╭─ Dataset
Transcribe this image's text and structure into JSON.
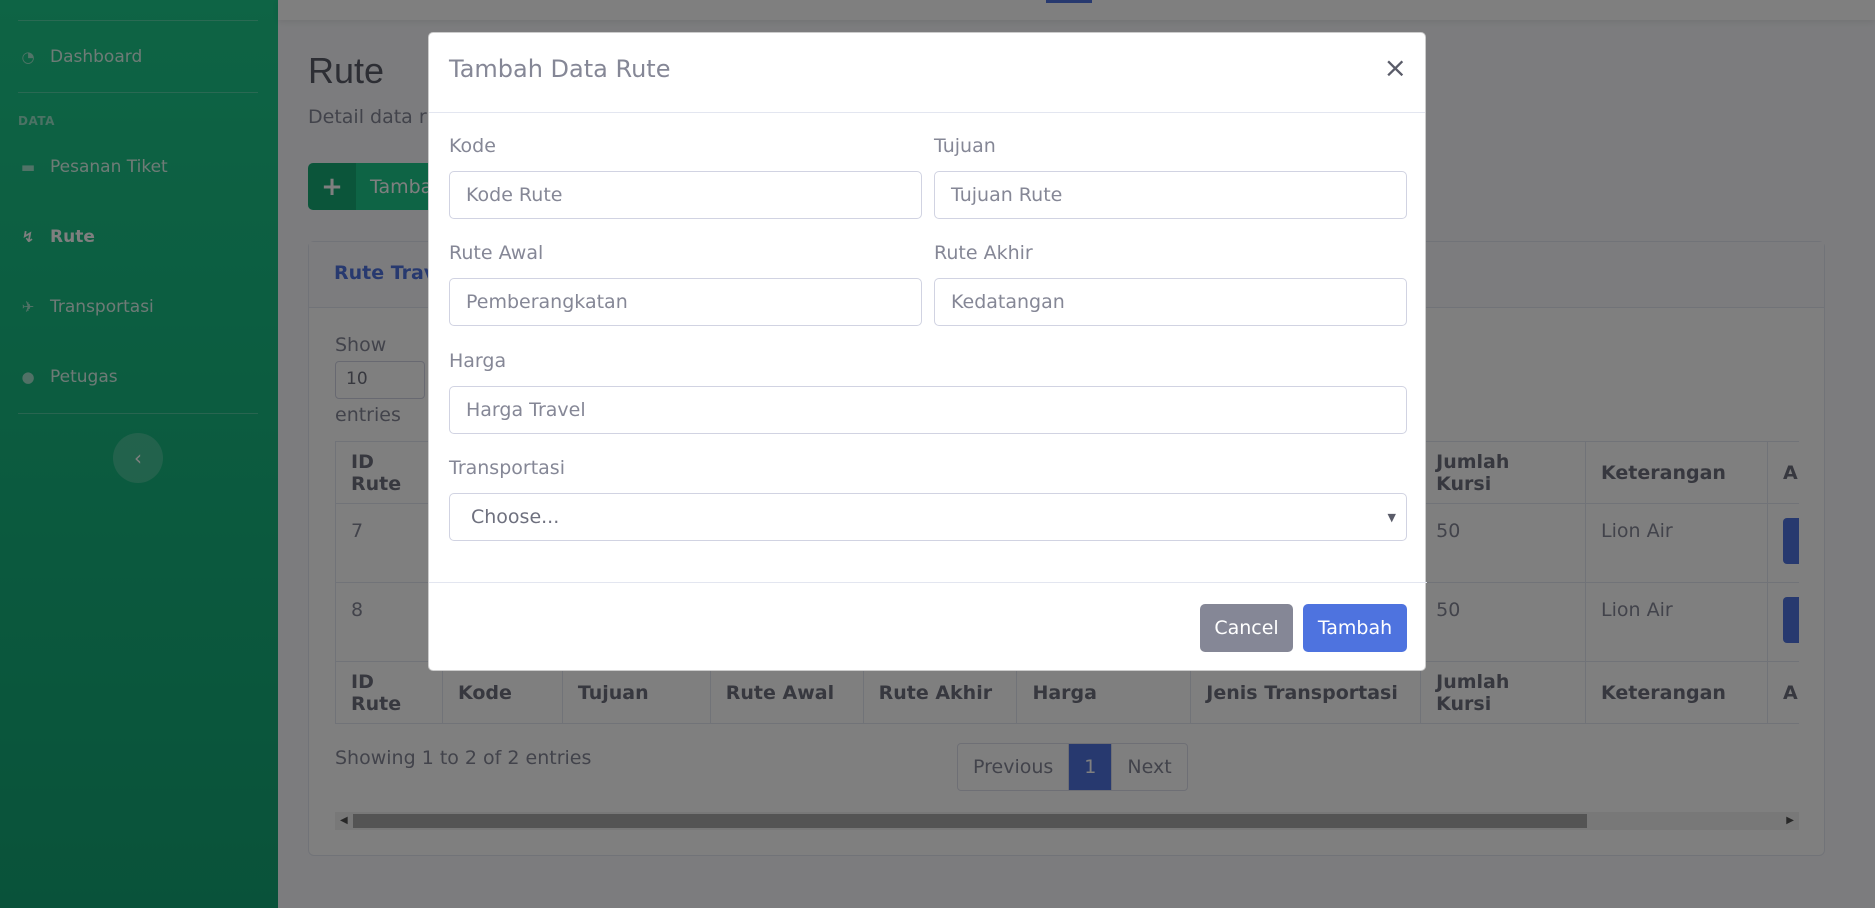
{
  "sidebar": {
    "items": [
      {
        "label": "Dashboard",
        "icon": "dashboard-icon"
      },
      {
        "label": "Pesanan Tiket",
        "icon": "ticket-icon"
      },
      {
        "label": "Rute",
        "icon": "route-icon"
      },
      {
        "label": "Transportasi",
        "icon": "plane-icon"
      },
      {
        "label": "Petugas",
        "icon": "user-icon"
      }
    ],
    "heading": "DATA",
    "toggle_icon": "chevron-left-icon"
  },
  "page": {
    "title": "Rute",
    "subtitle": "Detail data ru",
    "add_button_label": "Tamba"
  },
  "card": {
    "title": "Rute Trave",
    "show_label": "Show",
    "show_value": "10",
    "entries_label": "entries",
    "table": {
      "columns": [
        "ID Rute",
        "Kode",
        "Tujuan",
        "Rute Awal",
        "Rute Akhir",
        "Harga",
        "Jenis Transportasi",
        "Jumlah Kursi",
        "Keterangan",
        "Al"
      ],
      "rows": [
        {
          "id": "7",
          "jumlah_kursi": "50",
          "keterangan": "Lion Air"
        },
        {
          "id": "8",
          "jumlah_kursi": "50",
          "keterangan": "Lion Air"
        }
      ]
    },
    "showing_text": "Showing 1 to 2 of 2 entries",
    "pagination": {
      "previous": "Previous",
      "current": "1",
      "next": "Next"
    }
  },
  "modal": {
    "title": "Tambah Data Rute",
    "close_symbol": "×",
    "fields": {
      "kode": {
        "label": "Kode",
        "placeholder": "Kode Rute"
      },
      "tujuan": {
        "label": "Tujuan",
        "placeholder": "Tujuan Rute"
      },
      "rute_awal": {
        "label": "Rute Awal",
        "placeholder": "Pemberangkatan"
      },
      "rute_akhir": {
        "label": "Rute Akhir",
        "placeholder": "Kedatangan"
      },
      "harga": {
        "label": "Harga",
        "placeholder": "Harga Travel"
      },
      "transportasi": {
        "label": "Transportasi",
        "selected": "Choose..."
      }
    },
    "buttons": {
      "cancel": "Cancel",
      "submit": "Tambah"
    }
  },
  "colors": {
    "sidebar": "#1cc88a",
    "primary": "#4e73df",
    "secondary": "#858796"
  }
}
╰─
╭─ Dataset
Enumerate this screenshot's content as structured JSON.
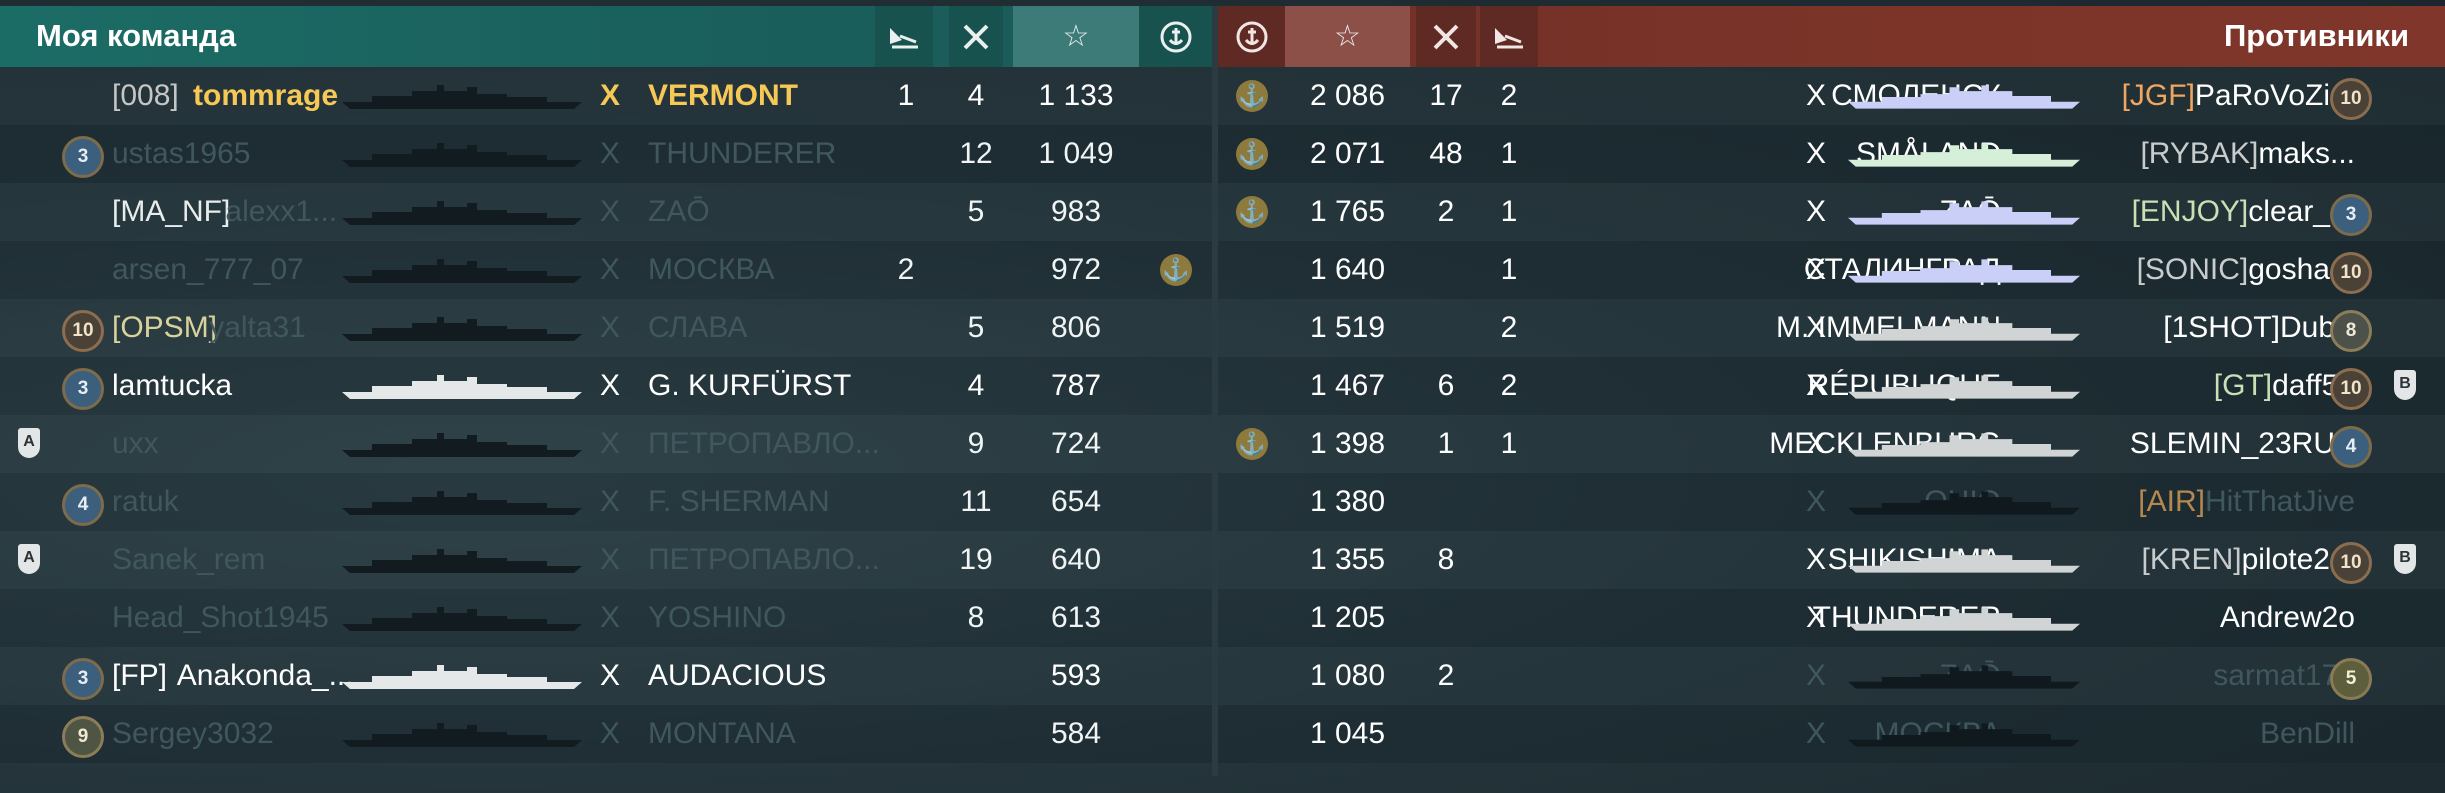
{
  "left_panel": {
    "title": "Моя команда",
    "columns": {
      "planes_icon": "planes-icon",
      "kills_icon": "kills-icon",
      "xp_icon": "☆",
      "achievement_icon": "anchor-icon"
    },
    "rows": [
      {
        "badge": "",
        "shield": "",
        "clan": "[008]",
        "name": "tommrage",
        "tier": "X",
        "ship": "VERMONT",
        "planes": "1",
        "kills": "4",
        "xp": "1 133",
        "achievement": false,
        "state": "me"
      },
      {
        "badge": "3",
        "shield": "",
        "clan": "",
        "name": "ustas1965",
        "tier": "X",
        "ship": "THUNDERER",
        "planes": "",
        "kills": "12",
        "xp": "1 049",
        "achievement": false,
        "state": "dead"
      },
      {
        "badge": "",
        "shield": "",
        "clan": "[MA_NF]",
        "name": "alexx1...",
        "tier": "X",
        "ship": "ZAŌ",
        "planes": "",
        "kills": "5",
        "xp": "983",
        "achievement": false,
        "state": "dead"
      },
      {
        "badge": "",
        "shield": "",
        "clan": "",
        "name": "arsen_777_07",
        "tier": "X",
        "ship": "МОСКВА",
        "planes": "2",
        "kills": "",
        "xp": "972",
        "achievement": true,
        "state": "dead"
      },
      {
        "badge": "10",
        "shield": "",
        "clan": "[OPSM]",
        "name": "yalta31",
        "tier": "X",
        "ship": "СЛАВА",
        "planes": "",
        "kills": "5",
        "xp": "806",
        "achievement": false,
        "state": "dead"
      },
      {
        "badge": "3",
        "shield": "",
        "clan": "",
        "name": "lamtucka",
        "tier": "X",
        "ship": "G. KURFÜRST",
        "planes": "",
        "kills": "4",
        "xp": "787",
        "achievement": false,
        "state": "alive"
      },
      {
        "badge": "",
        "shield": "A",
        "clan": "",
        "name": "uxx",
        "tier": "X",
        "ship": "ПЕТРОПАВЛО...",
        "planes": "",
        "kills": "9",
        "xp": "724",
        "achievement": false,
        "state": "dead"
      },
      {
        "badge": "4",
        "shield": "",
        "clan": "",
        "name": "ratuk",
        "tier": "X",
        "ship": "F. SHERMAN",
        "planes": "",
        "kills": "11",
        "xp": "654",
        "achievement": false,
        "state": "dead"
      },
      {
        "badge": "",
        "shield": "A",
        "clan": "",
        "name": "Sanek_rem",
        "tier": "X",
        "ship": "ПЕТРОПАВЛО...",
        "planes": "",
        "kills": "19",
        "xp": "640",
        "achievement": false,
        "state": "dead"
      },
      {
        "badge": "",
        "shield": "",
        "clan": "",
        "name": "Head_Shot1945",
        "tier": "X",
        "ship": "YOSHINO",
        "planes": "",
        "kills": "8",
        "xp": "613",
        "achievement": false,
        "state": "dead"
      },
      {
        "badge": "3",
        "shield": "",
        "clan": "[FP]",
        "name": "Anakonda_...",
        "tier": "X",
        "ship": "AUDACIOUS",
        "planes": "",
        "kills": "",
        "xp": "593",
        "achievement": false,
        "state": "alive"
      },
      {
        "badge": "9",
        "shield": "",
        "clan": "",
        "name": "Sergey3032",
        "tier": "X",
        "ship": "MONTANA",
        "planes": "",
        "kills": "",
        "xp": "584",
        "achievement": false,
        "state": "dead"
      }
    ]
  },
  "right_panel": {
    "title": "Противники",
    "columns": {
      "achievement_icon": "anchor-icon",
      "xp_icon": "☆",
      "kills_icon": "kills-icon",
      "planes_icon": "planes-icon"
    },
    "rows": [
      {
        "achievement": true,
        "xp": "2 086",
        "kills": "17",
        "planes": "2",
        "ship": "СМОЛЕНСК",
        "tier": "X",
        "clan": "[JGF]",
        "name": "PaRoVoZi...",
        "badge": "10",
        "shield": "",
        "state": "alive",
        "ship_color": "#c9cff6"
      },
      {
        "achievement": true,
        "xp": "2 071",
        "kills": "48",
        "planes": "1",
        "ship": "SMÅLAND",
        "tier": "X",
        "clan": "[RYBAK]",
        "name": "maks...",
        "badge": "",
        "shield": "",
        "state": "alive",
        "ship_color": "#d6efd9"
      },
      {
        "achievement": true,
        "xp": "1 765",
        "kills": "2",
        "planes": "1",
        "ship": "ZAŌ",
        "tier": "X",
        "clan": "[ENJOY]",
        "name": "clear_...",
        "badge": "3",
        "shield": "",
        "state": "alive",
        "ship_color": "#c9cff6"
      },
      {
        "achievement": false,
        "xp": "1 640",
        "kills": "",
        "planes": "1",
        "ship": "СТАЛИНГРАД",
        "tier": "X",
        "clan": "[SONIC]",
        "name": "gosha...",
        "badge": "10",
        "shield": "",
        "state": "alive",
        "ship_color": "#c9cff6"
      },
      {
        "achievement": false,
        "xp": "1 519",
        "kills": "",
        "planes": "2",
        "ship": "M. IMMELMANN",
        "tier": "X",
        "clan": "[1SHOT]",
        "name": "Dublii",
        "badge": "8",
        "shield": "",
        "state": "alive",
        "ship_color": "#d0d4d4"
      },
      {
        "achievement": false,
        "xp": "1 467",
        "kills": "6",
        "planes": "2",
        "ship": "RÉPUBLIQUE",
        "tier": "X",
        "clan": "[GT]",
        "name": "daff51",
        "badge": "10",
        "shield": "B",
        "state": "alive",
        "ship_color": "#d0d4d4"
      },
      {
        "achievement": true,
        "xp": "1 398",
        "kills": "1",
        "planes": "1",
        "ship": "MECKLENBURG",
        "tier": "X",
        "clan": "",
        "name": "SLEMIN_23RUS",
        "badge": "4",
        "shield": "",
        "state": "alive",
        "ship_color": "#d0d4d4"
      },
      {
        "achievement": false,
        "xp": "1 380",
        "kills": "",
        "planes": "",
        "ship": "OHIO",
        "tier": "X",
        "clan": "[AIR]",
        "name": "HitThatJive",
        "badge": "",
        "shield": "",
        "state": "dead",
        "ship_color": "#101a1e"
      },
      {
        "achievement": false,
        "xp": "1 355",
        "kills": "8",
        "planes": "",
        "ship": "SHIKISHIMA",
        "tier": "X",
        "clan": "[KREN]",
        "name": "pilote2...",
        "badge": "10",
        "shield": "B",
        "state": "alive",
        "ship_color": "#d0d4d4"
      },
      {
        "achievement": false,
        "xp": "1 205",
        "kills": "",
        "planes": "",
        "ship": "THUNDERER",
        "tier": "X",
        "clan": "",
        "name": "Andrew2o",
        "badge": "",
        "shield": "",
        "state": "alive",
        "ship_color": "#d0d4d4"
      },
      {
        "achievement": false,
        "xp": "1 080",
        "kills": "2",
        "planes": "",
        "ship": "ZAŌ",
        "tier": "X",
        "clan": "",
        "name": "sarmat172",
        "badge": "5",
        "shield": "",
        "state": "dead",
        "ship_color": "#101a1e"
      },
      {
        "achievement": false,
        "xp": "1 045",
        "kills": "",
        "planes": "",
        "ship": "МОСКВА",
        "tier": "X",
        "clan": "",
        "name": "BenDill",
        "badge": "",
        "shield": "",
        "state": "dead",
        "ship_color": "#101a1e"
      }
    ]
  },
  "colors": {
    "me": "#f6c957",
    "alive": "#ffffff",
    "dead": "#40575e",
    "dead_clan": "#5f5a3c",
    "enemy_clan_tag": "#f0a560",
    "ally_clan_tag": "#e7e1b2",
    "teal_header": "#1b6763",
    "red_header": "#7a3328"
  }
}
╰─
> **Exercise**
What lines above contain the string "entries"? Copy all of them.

> **Reply**
    "entries_label": "entries",
    "showing_text": "Showing 1 to 2 of 2 entries",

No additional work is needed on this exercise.